Students from zila parishad schools have fared better than their counterparts in private schools, according to the Annual Status of Education Report (Rural) 2018. The survey report, released on Tuesday, reviews the status of primary education in the country and is conducted by a non-profit organisation, Pratham.
Not only this, the performance of primary school students in Maharashtra has improved and is better than the national average.
However, the progress of children in upper primary has not registered much change. As many as 19.8 per cent children of Class 8 could not read Class 2 text. This means one-fifth of the surveyed children are not ready for higher education. Arithmetic proficiency is worse, found the survey.
The tasks in ASER aim at assessing foundational skills such as reading and arithmetic. The report shows that 44.2 per cent children in zila parishad schools can read Class 2 text as compared to only 33.6 per cent students in private schools.
In Class 5, 66 per cent students in zila parishad schools could read a story from the Class 2 curriculum, a jump from 51.7 per cent in 2014. In Class 5, 30.2 per cent children could solve division problems, compared to 20.5 per cent in 2016.
Maharashtra’s performance in the survey is above the national average on a majority of the parameters. The national average for children who can read the alphabet and more is 46.8 per cent whereas the average stands at 66.2 per cent in Maharashtra. While 5.1 per cent girls in the age group of 15 to 16 years in the state do not go to schools, the corresponding national figure is 13.5 per cent.
Enrolment of children in schools has also increased among students aged between 6 and 14 from 98.5 per cent in 2008 to 99.2 per cent this year. Compared to 18.3 per cent children in 2006 (6 to 14 years), 37.6 per cent have enrolled for private education.Vasant Kalpande, retired director of education, said government schools should be strengthened. “In case of higher classes conducted by secondary schools, governed by either private-aided or unaided institutions, there is negligence on part of the government. The government does not pay any non-salary grant to government schools that also have numerous vacancies for headmasters and teachers. The administrative machinery is weak as many posts such as education extension officer, block development officer are vacant. These need to be filled on a priority basis.”

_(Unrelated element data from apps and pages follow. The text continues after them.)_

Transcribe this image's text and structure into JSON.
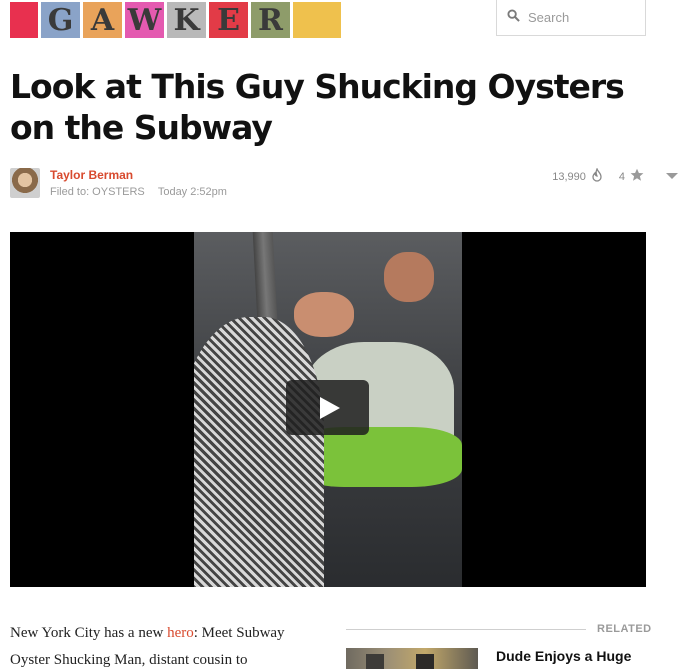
{
  "header": {
    "logo": {
      "letters": [
        "G",
        "A",
        "W",
        "K",
        "E",
        "R"
      ],
      "colors": {
        "cap_left": "#e8304f",
        "tiles": [
          "#8aa3c8",
          "#e9a35a",
          "#e45ab0",
          "#b9b9b9",
          "#e23b47",
          "#8e9c6a"
        ],
        "cap_right": "#efc14d"
      }
    },
    "search": {
      "placeholder": "Search",
      "icon": "search-icon"
    }
  },
  "article": {
    "headline": "Look at This Guy Shucking Oysters on the Subway",
    "author": "Taylor Berman",
    "filed_to": "Filed to: OYSTERS",
    "timestamp": "Today 2:52pm",
    "views": "13,990",
    "stars": "4",
    "body_prefix": "New York City has a new ",
    "body_link": "hero",
    "body_suffix": ": Meet Subway Oyster Shucking Man, distant cousin to"
  },
  "video": {
    "play_icon": "play-icon"
  },
  "related": {
    "label": "RELATED",
    "title": "Dude Enjoys a Huge"
  },
  "colors": {
    "accent": "#d84a2e",
    "muted": "#9a9a9a"
  }
}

This year’s survey covered children in 33 districts, 990 villages and 19,765 households. As many as 14 social organisations and 21 colleges and universities in the state took part in the survey.

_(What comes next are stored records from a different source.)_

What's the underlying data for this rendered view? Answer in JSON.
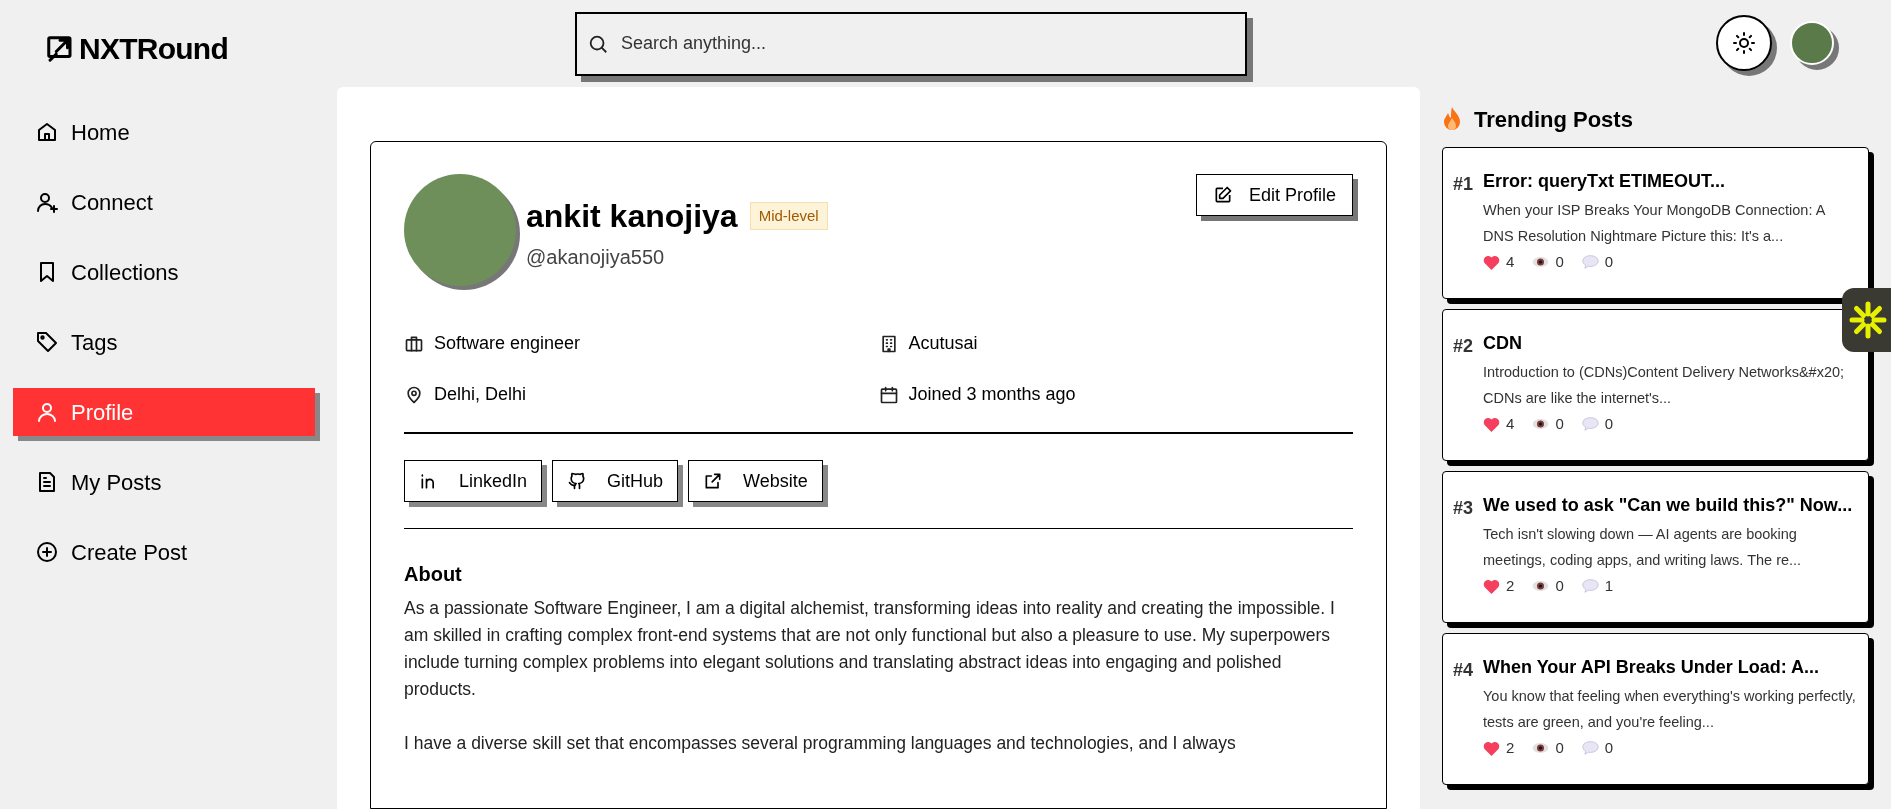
{
  "header": {
    "logo": "NXTRound",
    "search": {
      "placeholder": "Search anything..."
    }
  },
  "sidebar": {
    "items": [
      {
        "label": "Home",
        "kind": "home",
        "selected": false
      },
      {
        "label": "Connect",
        "kind": "connect",
        "selected": false
      },
      {
        "label": "Collections",
        "kind": "collections",
        "selected": false
      },
      {
        "label": "Tags",
        "kind": "tags",
        "selected": false
      },
      {
        "label": "Profile",
        "kind": "profile",
        "selected": true
      },
      {
        "label": "My Posts",
        "kind": "posts",
        "selected": false
      },
      {
        "label": "Create Post",
        "kind": "create",
        "selected": false
      }
    ]
  },
  "profile": {
    "name": "ankit kanojiya",
    "level_badge": "Mid-level",
    "handle": "@akanojiya550",
    "edit_button": "Edit Profile",
    "details": [
      {
        "kind": "role",
        "text": "Software engineer"
      },
      {
        "kind": "company",
        "text": "Acutusai"
      },
      {
        "kind": "location",
        "text": "Delhi, Delhi"
      },
      {
        "kind": "joined",
        "text": "Joined 3 months ago"
      }
    ],
    "links": [
      {
        "kind": "linkedin",
        "label": "LinkedIn"
      },
      {
        "kind": "github",
        "label": "GitHub"
      },
      {
        "kind": "website",
        "label": "Website"
      }
    ],
    "about": {
      "title": "About",
      "paragraphs": [
        "As a passionate Software Engineer, I am a digital alchemist, transforming ideas into reality and creating the impossible. I am skilled in crafting complex front-end systems that are not only functional but also a pleasure to use. My superpowers include turning complex problems into elegant solutions and translating abstract ideas into engaging and polished products.",
        "I have a diverse skill set that encompasses several programming languages and technologies, and I always"
      ]
    }
  },
  "trending": {
    "title": "Trending Posts",
    "posts": [
      {
        "rank": "#1",
        "title": "Error: queryTxt ETIMEOUT...",
        "excerpt": "When your ISP Breaks Your MongoDB Connection: A DNS Resolution Nightmare Picture this: It's a...",
        "likes": "4",
        "views": "0",
        "comments": "0"
      },
      {
        "rank": "#2",
        "title": "CDN",
        "excerpt": "Introduction to (CDNs)Content Delivery Networks&#x20; CDNs are like the internet's...",
        "likes": "4",
        "views": "0",
        "comments": "0"
      },
      {
        "rank": "#3",
        "title": "We used to ask \"Can we build this?\" Now...",
        "excerpt": "Tech isn't slowing down — AI agents are booking meetings, coding apps, and writing laws. The re...",
        "likes": "2",
        "views": "0",
        "comments": "1"
      },
      {
        "rank": "#4",
        "title": "When Your API Breaks Under Load: A...",
        "excerpt": "You know that feeling when everything's working perfectly, tests are green, and you're feeling...",
        "likes": "2",
        "views": "0",
        "comments": "0"
      }
    ]
  }
}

The annual survey, that began in 2005, includes children in the age group of 3 to 16 years.